> _ACTIVITY_
Check each line of the records below and collect those holding "this".

> _DATA FOR THE TASK_
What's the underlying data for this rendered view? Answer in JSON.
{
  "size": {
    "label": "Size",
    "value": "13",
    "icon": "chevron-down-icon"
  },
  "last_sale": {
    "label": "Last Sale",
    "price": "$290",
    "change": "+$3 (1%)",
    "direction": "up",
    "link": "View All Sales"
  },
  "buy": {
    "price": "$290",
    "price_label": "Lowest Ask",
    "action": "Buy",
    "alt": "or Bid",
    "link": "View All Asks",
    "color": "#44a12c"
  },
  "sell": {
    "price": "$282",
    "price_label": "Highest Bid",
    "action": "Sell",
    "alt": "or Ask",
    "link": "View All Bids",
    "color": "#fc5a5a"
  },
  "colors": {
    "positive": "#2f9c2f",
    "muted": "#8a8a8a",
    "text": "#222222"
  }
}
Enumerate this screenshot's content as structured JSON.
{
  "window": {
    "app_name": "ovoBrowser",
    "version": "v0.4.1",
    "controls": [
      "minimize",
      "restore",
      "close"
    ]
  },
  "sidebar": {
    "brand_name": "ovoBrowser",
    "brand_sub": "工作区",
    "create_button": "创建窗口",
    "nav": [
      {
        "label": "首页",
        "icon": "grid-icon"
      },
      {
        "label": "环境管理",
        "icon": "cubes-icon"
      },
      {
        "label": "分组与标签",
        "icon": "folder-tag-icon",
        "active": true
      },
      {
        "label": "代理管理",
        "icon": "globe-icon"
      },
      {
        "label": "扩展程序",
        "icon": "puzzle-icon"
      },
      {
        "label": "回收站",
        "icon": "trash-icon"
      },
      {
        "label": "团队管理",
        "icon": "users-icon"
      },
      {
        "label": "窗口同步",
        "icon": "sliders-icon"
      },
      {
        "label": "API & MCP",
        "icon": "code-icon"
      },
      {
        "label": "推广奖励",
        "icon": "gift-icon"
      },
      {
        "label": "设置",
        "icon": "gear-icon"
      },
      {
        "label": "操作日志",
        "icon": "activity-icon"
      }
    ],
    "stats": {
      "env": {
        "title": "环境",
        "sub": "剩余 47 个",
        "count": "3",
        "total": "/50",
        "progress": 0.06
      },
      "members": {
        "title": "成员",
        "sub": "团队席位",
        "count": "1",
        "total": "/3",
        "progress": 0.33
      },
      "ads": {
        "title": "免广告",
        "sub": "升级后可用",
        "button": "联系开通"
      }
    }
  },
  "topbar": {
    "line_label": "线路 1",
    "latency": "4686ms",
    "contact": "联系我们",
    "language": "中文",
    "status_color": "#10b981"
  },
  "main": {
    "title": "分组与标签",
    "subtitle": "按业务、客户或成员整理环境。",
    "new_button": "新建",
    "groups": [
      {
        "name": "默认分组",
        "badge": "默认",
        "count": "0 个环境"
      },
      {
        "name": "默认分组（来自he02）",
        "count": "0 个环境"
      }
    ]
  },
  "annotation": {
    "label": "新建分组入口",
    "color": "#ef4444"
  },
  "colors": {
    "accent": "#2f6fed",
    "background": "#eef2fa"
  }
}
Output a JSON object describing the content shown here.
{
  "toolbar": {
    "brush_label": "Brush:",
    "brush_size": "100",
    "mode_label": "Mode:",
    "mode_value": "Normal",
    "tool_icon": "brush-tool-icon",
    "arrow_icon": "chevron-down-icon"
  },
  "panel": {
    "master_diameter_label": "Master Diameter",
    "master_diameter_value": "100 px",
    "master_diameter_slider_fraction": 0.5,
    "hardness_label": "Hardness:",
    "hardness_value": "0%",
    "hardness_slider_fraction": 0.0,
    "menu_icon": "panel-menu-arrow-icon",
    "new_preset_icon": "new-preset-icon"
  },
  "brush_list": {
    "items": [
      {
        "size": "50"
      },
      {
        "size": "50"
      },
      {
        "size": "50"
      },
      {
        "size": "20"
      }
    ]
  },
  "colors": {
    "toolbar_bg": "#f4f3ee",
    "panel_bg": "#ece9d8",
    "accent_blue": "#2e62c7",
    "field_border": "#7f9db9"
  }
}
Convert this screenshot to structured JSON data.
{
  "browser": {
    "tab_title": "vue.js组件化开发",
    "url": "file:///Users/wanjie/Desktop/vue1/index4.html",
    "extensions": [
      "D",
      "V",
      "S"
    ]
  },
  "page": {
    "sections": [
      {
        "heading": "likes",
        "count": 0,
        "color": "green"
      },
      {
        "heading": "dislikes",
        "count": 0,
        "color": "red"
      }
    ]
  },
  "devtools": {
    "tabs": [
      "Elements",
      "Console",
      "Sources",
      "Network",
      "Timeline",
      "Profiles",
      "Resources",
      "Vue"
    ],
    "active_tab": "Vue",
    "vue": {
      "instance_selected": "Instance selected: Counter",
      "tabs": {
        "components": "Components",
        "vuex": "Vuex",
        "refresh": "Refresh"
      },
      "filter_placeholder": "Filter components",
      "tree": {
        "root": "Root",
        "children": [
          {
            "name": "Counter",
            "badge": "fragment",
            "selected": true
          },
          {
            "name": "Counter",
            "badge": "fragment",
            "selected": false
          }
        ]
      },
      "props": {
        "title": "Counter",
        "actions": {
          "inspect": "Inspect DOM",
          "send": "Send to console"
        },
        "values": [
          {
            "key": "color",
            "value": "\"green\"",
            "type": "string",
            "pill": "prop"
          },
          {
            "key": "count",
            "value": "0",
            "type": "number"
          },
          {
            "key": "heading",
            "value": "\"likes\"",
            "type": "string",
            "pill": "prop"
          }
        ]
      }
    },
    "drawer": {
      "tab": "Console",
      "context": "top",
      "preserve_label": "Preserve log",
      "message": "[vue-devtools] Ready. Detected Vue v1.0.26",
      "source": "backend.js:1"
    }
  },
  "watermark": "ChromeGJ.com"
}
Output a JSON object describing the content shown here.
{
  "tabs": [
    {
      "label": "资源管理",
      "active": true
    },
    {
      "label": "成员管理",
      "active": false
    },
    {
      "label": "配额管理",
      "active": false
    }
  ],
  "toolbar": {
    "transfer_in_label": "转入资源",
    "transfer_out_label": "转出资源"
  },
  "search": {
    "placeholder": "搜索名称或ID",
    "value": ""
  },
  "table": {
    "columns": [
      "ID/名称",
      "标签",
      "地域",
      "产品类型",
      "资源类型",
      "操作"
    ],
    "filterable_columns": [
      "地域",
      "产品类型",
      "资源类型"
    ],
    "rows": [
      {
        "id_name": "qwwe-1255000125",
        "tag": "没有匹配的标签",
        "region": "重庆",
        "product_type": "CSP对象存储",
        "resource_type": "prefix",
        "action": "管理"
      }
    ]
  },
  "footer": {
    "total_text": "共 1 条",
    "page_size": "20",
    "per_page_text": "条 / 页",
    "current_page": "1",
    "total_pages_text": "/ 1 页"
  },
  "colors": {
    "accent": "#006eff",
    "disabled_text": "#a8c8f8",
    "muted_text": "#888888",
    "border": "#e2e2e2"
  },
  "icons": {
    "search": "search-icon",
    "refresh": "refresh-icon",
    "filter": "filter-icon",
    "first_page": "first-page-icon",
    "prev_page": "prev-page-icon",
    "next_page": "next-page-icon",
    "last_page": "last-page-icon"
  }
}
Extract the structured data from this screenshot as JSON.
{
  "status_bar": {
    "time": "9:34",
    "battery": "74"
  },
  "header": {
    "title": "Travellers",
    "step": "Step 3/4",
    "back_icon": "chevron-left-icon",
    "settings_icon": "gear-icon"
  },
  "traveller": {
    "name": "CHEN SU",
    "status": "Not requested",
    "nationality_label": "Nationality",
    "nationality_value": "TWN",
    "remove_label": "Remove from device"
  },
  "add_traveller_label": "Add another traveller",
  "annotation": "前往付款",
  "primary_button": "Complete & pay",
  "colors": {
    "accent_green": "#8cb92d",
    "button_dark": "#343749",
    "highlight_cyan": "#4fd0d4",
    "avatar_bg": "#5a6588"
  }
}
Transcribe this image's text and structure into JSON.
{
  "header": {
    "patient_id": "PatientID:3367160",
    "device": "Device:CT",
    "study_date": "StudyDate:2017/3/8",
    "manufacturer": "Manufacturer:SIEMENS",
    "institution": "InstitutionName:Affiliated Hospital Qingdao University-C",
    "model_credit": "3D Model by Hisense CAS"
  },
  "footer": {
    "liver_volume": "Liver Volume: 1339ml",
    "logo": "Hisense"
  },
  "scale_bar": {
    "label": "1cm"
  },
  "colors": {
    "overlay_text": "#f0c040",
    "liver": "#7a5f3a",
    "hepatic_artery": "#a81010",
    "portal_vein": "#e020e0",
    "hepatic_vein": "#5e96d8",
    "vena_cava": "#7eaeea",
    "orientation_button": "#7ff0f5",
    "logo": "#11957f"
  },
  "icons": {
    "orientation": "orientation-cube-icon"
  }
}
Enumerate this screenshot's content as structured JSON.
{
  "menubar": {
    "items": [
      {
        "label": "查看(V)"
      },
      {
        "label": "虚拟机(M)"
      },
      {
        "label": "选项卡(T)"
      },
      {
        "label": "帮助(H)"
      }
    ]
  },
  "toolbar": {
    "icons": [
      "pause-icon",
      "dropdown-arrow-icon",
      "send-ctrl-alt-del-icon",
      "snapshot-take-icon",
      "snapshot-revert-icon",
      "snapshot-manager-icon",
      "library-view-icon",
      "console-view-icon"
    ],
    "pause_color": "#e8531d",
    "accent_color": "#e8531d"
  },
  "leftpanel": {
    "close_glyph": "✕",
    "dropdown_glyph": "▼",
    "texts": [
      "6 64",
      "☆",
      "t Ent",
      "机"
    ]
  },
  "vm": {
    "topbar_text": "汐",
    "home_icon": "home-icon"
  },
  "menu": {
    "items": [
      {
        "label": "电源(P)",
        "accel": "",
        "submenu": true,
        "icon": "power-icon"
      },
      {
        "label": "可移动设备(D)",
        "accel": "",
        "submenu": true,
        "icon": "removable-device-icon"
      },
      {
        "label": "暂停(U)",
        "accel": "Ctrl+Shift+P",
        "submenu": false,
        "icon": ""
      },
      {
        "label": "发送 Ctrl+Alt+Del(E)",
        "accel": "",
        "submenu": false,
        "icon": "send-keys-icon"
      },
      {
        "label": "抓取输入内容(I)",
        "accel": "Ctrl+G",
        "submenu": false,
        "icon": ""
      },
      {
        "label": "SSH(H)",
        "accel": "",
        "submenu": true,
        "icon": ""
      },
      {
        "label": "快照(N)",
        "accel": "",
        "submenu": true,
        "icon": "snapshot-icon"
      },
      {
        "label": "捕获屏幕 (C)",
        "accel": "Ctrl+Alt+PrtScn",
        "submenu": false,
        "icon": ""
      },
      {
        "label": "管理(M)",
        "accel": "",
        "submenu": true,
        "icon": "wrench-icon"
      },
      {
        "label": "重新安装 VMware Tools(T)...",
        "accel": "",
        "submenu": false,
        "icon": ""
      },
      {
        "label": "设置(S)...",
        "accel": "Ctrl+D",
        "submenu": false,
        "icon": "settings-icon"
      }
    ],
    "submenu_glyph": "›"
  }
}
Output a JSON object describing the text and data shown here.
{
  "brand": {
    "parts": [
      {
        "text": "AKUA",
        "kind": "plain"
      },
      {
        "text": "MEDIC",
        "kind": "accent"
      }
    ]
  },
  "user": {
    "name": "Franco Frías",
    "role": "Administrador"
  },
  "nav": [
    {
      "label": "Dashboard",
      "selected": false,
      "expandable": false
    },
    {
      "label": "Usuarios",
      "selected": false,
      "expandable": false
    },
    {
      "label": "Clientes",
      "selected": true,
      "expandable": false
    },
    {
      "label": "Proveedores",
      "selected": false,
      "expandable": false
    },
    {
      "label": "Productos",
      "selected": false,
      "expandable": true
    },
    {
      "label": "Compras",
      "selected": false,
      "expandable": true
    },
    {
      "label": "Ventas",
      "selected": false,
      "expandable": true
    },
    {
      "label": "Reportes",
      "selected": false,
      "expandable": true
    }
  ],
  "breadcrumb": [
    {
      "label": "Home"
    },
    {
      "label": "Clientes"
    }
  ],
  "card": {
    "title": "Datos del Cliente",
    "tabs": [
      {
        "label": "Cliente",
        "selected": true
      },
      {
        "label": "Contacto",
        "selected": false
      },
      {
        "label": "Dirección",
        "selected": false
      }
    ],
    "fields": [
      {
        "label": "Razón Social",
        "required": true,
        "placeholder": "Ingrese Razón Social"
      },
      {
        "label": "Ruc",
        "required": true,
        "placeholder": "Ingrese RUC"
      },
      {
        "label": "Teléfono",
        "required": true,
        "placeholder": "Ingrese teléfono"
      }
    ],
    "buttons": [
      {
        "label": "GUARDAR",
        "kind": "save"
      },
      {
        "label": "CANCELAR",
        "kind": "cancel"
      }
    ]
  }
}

> _EXERCISE ANSWER_
What's the underlying data for this rendered view? Answer in JSON.
Enumerate this screenshot's content as structured JSON.
Convert this screenshot to structured JSON data.
Extract the structured data from this screenshot as JSON.
Transcribe this image's text and structure into JSON.
Enumerate this screenshot's content as structured JSON.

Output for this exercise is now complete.